Monitor Patients for 3 to 5 Days
Regarding treatment, PCI should be reserved only for a select group of SCAD patients as it is associated with lower technical success and higher complications when compared with PCI for atherosclerotic disease. While PCI might be necessary for unstable patients, those with a complete occlusion, or high-risk anatomy, Hayes said an invasive strategy can make things worse in SCAD patients.
“We should leave them alone and observe them for a couple of days,” she said. “There is a high degree of spontaneous healing.”
Kim added that the use of guidewires in PCI can cause an extension of the coronary dissection: the arteries of patients with diagnosed SCAD tend to be fragile and prone to additional tearing. “Any time you go in there, you are putting a person at risk who is already at a higher risk for that type of injury,” said Kim. “That’s why revascularization really needs to be for something that’s indicated, such as symptoms that can’t be controlled or other manifestations of instability.”

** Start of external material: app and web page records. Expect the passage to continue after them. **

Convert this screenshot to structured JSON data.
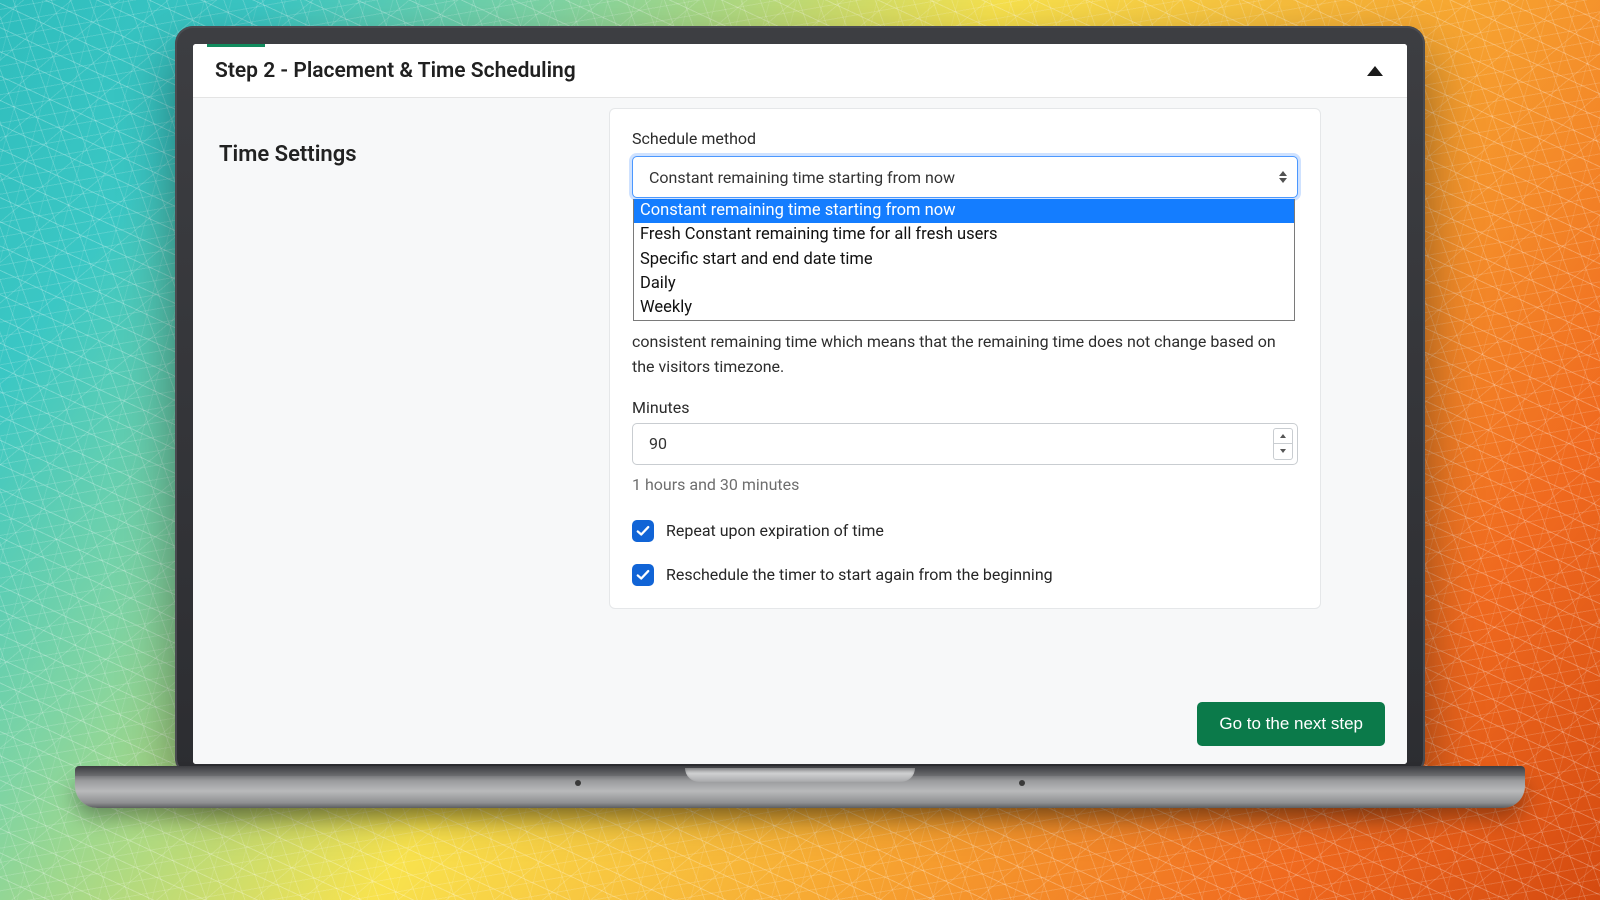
{
  "header": {
    "title": "Step 2 - Placement & Time Scheduling"
  },
  "sidebar": {
    "section_title": "Time Settings"
  },
  "schedule": {
    "label": "Schedule method",
    "selected": "Constant remaining time starting from now",
    "options": [
      "Constant remaining time starting from now",
      "Fresh Constant remaining time for all fresh users",
      "Specific start and end date time",
      "Daily",
      "Weekly"
    ]
  },
  "description": "consistent remaining time which means that the remaining time does not change based on the visitors timezone.",
  "minutes": {
    "label": "Minutes",
    "value": "90",
    "hint": "1 hours and 30 minutes"
  },
  "checks": {
    "repeat": "Repeat upon expiration of time",
    "reschedule": "Reschedule the timer to start again from the beginning"
  },
  "cta": "Go to the next step",
  "colors": {
    "accent_green": "#0b7a4a",
    "focus_blue": "#147dff",
    "checkbox_blue": "#1164d6"
  }
}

The new scientific statement contains a treatment algorithm for managing SCAD, with experts advocating conservative treatment, which includes inpatient monitoring for 3-5 days in clinically stable patients without high-risk anatomy, such as left-main coronary artery dissection or proximal dissections of two or more arteries. About one in 10 patients treated conservatively develops recurrent chest pain that will require coronary revascularization, said Hayes.
The experts concede there is still a lot to learn about SCAD, including how to best use medical therapy, but they advise stopping anticoagulation once a diagnosis is made. There is no consensus on the use of aspirin alone versus DAPT among those with SCAD, and no agreement on the duration of treatment after ACS. Beta-blockers have been shown to reduce the incidence of recurrent SCAD in one hospital series, they note in the AHA statement. “Most of us would use beta-blockers early on,” said Hayes.
To TCTMD, Kim said that because the disease is uncommon—and there is so much still to learn—they have initiated a large, nationwide, prospective registry known as iSCAD that will attempt to answer some important questions. With 13 hospitals across the United States participating, investigators hope to collect enough data to accurately characterize SCAD and to follow patients over a longer period of time to assess its natural history.
Kim also reminded cardiologists to look outside the heart once SCAD is identified and treated, given that these patients are also at risk for other vascular abnormalities, such as cerebral aneurysms and fibromuscular dysplasia. “It’s important to take care of the patient from the entire cardiovascular perspective,” she said.
Photo Credit: Sharonne Hayes, MD
Michael O’Riordan is the Associate Managing Editor for TCTMD and a Senior Journalist. He completed his undergraduate degrees at Queen’s…Read Full Bio
Hayes SN, Kim ESH, Saw J, et al. Spontaneous coronary artery dissection: current state of the science. Circulation. 2018;Epub ahead of print.
- Hayes and Kim report no relevant conflicts of interest.